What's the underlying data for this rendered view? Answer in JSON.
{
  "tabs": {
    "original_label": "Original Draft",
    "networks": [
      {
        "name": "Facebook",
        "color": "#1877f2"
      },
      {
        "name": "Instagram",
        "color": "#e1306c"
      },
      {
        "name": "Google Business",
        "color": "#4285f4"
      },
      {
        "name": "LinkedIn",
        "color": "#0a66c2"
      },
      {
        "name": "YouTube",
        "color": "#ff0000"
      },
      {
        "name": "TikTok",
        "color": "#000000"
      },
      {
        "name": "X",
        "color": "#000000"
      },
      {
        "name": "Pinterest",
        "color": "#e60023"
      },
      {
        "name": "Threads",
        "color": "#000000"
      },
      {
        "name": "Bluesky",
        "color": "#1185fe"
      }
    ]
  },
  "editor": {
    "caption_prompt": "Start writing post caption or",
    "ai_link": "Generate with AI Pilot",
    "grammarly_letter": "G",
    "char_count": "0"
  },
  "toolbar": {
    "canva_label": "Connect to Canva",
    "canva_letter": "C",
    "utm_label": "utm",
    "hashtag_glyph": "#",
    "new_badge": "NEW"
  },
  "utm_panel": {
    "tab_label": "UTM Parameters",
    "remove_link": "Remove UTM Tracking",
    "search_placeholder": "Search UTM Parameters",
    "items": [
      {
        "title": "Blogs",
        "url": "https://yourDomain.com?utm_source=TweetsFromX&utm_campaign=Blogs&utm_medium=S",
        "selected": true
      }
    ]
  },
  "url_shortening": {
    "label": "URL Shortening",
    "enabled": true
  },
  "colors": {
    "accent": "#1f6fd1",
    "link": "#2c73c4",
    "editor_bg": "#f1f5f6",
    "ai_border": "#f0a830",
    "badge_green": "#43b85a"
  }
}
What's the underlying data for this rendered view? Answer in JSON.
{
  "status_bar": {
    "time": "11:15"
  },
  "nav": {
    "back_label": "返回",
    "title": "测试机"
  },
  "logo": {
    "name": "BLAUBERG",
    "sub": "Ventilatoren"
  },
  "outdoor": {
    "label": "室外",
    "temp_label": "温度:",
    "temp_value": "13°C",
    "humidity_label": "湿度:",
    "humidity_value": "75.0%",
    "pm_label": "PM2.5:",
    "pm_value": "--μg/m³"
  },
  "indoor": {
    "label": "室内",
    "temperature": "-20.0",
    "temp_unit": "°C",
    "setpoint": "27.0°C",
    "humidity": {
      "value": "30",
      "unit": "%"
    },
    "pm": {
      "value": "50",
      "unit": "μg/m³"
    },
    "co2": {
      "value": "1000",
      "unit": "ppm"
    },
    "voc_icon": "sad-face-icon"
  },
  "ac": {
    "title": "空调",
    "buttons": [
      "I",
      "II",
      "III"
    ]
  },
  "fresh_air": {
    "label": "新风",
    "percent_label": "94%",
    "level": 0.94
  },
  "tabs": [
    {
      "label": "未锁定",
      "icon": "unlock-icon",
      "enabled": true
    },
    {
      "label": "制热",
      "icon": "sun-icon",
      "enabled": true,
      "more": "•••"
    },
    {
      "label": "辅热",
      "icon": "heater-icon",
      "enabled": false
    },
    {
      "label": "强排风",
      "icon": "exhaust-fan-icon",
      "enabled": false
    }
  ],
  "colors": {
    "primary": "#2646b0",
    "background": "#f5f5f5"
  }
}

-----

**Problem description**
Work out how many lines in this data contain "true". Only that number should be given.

**Task output**
4